    A Guide to Japanese Buddhism: The history of Buddhism in Japan was interesting, how it was introduced from China to the Japanese elite in the 500s and then in the 1300s it spread to samurai and merchants and eventually the masses. Buddhist influences are evident in the common life of the Japanese even though the people practice Buddhist traditions without really knowing the meanings. As a Japanese myself, I can see its main concepts such as harmony, the Middle Way and the Oneness of Life show up in common thoughts and practices. How can we use these concepts to converse our faith in Jesus with the Japanese? I think there’re many, many applications. I’m looking forward to thinking about this further. What do you all think about these Buddhist concepts being used for our purposes?

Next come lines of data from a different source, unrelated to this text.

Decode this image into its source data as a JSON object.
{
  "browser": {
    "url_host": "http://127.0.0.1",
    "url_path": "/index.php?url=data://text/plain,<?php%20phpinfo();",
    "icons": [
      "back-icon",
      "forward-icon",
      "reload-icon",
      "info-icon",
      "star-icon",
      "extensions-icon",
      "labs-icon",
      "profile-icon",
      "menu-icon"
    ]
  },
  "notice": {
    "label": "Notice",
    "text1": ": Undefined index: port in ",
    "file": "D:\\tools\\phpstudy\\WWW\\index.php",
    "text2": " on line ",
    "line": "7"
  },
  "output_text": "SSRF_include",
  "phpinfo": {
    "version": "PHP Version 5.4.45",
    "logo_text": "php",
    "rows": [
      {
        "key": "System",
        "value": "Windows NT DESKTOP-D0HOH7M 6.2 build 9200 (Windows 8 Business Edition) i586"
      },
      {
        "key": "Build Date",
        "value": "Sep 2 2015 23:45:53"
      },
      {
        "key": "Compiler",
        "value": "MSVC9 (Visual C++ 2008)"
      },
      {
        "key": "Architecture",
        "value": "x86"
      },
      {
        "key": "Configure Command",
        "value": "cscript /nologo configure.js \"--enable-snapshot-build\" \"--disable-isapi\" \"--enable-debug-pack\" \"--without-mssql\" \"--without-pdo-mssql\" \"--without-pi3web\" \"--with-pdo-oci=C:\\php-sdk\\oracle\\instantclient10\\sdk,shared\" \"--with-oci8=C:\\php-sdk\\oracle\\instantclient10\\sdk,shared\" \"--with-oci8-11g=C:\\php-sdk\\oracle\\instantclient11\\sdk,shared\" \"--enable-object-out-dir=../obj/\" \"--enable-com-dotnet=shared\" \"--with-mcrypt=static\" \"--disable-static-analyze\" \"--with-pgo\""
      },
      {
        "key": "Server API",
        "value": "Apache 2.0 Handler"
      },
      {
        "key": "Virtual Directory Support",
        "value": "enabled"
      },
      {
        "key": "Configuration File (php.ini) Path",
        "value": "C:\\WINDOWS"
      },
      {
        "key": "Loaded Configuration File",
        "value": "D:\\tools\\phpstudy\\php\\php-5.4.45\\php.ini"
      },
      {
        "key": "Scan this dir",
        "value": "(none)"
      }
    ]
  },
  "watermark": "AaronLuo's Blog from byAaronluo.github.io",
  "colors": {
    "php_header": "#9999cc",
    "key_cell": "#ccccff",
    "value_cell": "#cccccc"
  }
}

    Class discussion: One topic that came up was “hot-button words” and “tsumi” is definitely one of them. I also tend to avoid the word “kurisuchan” (= Christian) because even though people don’t react to this word strongly, the word has certain associations as someone who goes to church on Sundays, doesn’t drink, doesn’t smoke, etc. I think the image of a Christian to the mind of a typical Japanese is someone who keeps a set of rules. What do you all think? I want Christians to be defined not only by what we do or don’t do but also what we are (the fruit of the Spirit) and who we are in Christ (child of God). Another word I’d like to be careful about is “kami” as a Judge who punishes us because of our sin, even though it’s true and may be effective in guilt-innocence cultures. I’d like to talk about God as the Creator “soozoo shu” and as our Father in heaven “ten no otoosama” who longs for a relationship with a wandering child. I also think that talking about God as our ultimate Ancestor may be effective in places like Okinawa where ancestor worship is practiced strongly. Dr. Kikawa’s story about a missionary who went to a native American village who told its chief about Jesus being Ancestor is a case in point.

  • 0

    Week 1 comment

    inhosong

    I am so excited to take this class, CSE201 this spring, looking forward to learn more about the relation between culture and evangelism. I liked the point of Dr.Kikawa from the video that we should find a way to let Japanese people understand that our God is not only a foreign God, but he is God for Japanese people too. People’ mindset is so much influenced by their own culture, historical background, worldview but we are not really aware of it. Current westernized Christianity can bring unnecessary misunderstanding to the people who are not in that cultural zone. God is almighty and sovereign in all culture.